As I sit writing this article, it’s early May, and it’s blowing a gale outside. Flaming June seems a long way off although sunshine and showers provide ultimate growing conditions for many garden plants, if not the ultimate conditions for gardeners. Heavy rain is battering our garden and soft stem perennial plants are laying flat in the borders. It’s now I wish I had used my own advice and provided supports for these plants earlier in spring as they first emerged!
Now that the risks of frosts have passed, it’s now time to plant young tomato plants outside. A question we are often asked is “should I pinch out my tomato plant?” How you prune and train your tomato plants depends on how the cultivar naturally grows. There are two main growth habits termed as indeterminate (also called vine or cordon) or determinate (or bush). When you buy seeds or young plants check the label to see what growth habit the plant has.
Indeterminate varieties produce flowers and fruit on trusses that grow directly from the main stem. Pinch out the laterals (side shoots) that appear between the leaf and the main stem as these produce unproductive vegetation. The only time to pinch out the tops of tomato plants is once the fourth (outdoors) or the sixth (indoor) truss has set. This is because any further produced fruits usually fail to ripen. Indeterminate varieties require support; simply loosely tie the main stem to a bamboo cane. Determinate (Bush) tomatoes produce compact plants with numerous short, side shoots that end in clusters of fruits. Do not remove the side shoots of determinate varieties as this will reduce cropping.
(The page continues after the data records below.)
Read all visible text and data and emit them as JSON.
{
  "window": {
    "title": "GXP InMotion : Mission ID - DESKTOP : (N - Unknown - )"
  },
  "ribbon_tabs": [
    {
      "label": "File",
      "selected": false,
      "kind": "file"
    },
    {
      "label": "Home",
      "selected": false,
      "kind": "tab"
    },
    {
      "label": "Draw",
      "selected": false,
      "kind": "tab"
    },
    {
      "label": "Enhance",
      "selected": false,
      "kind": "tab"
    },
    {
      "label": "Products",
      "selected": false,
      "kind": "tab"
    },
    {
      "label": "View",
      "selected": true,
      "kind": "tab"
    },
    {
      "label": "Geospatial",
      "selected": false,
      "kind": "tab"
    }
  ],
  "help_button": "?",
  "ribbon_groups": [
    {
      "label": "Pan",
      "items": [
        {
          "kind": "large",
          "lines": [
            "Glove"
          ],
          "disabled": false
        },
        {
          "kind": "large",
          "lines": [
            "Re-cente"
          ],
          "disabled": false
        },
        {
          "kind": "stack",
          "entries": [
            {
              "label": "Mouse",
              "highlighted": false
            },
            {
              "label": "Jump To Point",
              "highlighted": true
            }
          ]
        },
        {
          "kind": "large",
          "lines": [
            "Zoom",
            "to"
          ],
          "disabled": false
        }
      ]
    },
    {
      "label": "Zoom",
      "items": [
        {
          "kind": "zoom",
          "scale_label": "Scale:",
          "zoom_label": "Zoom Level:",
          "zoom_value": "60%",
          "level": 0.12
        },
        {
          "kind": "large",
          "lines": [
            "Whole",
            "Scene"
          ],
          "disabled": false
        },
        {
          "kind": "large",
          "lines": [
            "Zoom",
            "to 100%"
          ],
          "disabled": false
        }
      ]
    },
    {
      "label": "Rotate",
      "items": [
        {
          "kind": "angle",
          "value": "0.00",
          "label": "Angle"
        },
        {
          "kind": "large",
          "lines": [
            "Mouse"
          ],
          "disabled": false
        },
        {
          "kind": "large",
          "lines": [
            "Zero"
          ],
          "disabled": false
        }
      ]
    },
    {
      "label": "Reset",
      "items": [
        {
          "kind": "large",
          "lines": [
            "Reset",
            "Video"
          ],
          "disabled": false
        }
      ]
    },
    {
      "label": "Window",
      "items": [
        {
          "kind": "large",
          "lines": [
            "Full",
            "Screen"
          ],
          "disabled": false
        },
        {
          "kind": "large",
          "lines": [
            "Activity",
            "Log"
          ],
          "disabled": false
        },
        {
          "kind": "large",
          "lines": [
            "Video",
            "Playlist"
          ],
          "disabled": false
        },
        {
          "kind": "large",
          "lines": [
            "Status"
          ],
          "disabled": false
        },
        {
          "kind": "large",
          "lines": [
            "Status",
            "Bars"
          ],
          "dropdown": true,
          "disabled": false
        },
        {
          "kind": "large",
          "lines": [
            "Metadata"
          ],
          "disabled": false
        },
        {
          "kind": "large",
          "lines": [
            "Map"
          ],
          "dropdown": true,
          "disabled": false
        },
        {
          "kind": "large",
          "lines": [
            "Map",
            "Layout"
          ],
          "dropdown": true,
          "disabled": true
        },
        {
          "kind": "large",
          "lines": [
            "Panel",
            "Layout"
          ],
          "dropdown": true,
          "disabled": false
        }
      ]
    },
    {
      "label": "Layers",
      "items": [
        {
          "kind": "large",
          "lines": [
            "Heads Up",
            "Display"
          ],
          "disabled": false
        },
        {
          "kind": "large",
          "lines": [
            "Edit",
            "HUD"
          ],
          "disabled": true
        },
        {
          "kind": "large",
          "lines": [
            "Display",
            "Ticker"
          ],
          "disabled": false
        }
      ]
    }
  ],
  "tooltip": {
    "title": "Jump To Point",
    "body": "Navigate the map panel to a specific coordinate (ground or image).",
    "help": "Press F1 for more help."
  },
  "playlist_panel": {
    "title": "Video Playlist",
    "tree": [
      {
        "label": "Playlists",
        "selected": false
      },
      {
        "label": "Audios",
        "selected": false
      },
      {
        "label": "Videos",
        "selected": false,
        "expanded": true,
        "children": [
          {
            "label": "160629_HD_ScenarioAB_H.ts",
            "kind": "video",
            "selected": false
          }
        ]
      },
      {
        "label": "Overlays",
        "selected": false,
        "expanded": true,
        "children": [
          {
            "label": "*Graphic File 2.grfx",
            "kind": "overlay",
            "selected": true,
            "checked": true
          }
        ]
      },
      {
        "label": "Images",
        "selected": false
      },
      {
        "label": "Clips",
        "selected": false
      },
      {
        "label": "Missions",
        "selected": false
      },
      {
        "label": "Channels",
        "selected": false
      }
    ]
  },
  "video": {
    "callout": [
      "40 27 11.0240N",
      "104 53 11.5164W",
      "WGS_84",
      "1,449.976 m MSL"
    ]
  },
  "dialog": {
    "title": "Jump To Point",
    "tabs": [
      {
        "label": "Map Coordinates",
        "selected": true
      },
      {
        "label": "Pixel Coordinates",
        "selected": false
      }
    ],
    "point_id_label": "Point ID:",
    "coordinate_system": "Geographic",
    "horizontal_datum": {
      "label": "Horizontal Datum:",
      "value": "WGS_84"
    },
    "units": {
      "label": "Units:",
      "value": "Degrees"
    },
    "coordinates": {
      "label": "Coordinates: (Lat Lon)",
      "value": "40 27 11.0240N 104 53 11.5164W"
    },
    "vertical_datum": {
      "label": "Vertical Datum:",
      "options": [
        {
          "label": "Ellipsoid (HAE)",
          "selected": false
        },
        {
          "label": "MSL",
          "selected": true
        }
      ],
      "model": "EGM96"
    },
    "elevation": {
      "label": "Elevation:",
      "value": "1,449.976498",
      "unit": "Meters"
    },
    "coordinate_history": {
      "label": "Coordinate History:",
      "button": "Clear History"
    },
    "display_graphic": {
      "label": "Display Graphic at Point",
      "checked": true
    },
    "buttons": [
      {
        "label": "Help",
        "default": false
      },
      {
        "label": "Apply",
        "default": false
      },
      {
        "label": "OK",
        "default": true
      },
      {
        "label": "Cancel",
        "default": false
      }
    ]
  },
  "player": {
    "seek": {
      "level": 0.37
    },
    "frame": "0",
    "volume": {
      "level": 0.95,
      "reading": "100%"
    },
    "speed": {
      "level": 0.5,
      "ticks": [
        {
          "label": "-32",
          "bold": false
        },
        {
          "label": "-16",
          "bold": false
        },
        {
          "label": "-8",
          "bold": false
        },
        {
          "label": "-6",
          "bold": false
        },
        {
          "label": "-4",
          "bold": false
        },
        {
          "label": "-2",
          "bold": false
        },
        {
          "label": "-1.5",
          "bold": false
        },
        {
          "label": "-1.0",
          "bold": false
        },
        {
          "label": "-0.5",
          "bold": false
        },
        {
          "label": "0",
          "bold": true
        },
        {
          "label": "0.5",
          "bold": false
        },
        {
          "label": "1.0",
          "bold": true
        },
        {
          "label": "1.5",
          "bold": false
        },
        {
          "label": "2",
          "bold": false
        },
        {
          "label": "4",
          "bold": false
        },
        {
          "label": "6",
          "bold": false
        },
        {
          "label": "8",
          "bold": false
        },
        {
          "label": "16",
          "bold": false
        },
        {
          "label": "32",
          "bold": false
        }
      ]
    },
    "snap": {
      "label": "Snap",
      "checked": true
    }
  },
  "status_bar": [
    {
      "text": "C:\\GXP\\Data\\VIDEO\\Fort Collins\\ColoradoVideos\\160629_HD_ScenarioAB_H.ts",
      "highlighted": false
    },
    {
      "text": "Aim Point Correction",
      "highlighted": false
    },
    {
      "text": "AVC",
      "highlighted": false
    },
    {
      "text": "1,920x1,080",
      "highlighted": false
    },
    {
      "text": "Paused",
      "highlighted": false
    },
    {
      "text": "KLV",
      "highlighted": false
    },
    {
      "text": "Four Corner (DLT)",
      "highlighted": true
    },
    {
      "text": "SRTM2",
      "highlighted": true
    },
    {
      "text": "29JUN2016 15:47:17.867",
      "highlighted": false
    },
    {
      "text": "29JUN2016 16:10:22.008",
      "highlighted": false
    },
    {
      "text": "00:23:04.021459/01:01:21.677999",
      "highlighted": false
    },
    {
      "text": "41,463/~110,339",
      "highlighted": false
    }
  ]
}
If you grow tomatoes in growbags or pots, these require frequent watering and feeding. The roots should be kept moist, but not waterlogged. Regular use of a liquid tomato food will maintain soil fertility. Potassium will encourage fruit development and prevent greenback, however excessive use of potassium can lead to magnesium deficiency which results in blossom end rot. Use tomato feeds as directed by the manufacture to avoid the incorrect supply of potassium. Splitting fruit is caused by erratic watering and fluctuating temperatures. If you grow plants outdoors, you have little control of the weather; promptly picking fruit in periods of heavy rain reduces losses. The biggest threat to outdoor grown tomatoes (and potatoes) is blight. Blight is a disease caused by a fungus which spreads rapidly in wet weather causing decay and collapse. At the first signs of blight, brown patches appear on both fruit and stems, remove and destroy infected plants (do not add to the compost heap). Crop rotation will help prevent a build up of disease. Bear in mind all tomato plants are susceptible to whitefly attacks, so consider placing some pots of basil or marigolds near your crops - they act as a great natural insect repellent.
Really keep on top of your watering in June, a lack of water now will cause some vegetables to run to seed (bolt) and dry soil will stop many annual flowers from performing their best. Tubs and baskets may require watering twice a day in hot weather. However If your beds, or vegetable plots, need watering then its best to give a really good soaking once or twice a week rather than little and often.
Whatever June brings, I hope you are able to enjoy some time simply relaxing in your garden.
Rachel Sobiechowski BSc (Hons) P&R Garden Supplies, Fengate Drove, Brandon 01842 814800 www.p-rgardensupplies.co.uk